It is out of respect for these stories that I take exception to Robert David Steele and reports of his claims that kidnapped children are being sent to Mars. Kidnapped children are not being sent to Mars. No one is being sent to Mars, yet. In fact Mars is astonishingly hostile to human life: it has no liquid water, and only a very weak magnetic field, which means that decidedly unhealthy doses of cosmic radiation fall on the planet’s surface on a daily basis. And, as recently as July 2017, we’ve learned that the chemical composition of the Martian surface is highly toxic to life in almost any form. These conditions suggest that the Martian surface is a place for extremophiles only, that is, for organisms that thrive in conditions of extreme toxicity. So perhaps the Robert David Steeles of this world would feel right at home there, after all.

To be sure, not all the stories that have been written about Mars have been drawn from the best of the human imagination.
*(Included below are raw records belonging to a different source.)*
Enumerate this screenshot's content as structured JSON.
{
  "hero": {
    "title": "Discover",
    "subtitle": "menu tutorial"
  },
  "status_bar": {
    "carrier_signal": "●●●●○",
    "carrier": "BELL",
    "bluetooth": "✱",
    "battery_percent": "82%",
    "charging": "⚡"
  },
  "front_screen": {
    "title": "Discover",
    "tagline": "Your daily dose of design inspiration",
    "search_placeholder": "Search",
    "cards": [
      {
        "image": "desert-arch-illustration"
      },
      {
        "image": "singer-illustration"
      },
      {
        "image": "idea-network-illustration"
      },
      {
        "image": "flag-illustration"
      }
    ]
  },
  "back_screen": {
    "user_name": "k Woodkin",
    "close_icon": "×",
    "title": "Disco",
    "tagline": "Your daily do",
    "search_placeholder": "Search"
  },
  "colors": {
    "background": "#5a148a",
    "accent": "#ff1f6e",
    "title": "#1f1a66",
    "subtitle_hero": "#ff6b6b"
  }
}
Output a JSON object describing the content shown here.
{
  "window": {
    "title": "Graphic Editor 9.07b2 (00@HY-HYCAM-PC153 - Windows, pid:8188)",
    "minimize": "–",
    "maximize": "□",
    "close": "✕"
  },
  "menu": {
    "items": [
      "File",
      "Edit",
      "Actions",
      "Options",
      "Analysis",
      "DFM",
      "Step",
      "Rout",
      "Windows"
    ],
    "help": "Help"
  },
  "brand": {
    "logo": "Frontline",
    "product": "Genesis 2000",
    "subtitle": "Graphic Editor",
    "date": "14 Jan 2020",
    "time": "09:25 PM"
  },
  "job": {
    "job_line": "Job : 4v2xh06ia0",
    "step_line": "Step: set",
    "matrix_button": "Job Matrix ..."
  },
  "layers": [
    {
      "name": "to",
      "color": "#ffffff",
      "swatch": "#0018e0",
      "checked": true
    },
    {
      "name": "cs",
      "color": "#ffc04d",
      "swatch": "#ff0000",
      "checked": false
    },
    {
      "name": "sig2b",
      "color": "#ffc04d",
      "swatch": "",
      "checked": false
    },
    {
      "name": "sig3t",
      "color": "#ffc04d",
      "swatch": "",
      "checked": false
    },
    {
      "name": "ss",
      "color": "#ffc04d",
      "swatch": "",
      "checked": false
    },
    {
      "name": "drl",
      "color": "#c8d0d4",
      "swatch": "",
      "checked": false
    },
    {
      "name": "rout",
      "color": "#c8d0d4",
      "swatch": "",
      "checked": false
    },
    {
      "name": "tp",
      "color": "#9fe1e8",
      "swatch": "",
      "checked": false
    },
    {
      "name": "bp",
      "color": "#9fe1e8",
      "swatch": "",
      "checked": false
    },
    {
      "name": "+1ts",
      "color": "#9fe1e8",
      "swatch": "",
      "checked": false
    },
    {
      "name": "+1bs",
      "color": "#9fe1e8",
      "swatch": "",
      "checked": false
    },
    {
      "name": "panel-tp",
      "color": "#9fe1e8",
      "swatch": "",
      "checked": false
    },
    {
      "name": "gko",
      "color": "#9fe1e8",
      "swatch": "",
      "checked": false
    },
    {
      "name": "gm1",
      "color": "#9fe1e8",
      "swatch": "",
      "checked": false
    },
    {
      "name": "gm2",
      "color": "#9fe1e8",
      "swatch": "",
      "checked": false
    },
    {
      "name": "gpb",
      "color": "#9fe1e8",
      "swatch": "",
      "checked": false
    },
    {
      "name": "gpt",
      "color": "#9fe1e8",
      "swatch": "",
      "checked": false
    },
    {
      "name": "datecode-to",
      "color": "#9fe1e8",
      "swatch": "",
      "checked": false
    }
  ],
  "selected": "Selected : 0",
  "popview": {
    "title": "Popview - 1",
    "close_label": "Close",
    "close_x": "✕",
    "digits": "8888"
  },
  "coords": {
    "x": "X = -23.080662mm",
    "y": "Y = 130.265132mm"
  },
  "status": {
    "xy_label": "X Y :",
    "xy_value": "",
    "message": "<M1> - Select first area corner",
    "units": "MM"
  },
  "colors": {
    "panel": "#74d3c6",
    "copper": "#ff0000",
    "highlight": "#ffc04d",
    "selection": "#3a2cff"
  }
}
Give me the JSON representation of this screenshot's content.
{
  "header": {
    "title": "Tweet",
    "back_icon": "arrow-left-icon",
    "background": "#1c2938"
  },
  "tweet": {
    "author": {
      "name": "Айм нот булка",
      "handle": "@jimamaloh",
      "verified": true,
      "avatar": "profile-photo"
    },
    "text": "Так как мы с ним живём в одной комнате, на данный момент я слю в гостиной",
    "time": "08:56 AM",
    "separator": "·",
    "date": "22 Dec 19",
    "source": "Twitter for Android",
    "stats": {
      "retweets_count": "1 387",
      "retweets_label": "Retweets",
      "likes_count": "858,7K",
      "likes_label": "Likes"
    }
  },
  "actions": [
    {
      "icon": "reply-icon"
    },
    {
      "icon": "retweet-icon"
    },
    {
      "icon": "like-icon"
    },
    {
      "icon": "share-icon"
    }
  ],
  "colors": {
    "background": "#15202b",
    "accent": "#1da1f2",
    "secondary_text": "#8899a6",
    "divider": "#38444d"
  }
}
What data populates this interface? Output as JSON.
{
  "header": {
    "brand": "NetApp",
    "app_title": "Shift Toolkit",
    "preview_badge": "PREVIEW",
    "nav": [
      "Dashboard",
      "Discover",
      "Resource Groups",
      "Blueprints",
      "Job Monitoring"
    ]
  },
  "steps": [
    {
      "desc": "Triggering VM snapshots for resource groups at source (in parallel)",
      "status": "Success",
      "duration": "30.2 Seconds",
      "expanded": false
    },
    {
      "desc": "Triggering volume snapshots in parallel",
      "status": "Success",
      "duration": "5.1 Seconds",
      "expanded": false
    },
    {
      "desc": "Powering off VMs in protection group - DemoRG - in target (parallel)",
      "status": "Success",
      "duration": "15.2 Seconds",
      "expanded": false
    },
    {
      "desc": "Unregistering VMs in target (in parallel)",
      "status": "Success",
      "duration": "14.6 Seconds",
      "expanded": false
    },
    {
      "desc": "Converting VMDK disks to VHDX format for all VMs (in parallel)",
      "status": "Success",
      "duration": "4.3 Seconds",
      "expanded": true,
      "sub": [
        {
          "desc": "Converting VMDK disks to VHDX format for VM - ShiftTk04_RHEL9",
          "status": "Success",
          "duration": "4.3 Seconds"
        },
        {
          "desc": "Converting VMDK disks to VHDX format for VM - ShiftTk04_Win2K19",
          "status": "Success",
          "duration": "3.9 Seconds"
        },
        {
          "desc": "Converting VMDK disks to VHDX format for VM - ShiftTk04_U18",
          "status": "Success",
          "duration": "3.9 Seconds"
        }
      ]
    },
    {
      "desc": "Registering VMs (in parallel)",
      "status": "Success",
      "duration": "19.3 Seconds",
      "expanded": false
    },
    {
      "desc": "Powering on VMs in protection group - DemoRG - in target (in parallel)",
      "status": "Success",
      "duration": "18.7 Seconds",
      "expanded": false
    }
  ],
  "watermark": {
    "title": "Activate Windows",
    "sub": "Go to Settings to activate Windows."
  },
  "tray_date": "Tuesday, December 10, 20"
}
In their defence however, it’s possible perhaps to say this: these are stories that, for more than a century, have looked up at the red planet and asked ‘What if…?.’ What if there was a feminist utopia there? What if humans tried to terraform the planet? What if we used it as a launching pad to the outer solar system and into deep space? These stories display imaginations at work in the service of curiosity about our world and other worlds and about that strangest of creatures, the human being.

Mr Steele on the other hand, appears not to be in the least curious – not curious enough to find out how hostile Mars is to human life, not curious enough to find out that it would take less than a year to get there, not the twenty years he seems to have suggested. He doesn’t seem to care about any of that because what he appears to want to do is to use Mars to accuse people – presumably ‘the enemy elite’ – of grotesqueries. At one level this is laughable, but at another it’s not, because this is an imagination at work in the service not of curiosity but of revenge. And given the raw power of the human imagination, that is not an encouraging development.

NASA did respond to these claims, saying simply, ‘There are no humans on Mars.’ And that’s true, there aren’t, yet. But when we go there, in person, and we will, we’ll be drawn by our inquisitiveness and our wonder and our sense of adventure and challenge. We’ll go there for that most human of reasons, abiding curiosity about the nature of our cosmos and our place within it.

Jane is a community researcher who writes fiction when she can. Her first novel, The Bridge, won the 2010 Text Prize for Young Adult and Children’s Writing. Its sequel, Havoc, was published in 2015. She is a graduate of the Hagley Writers Institute.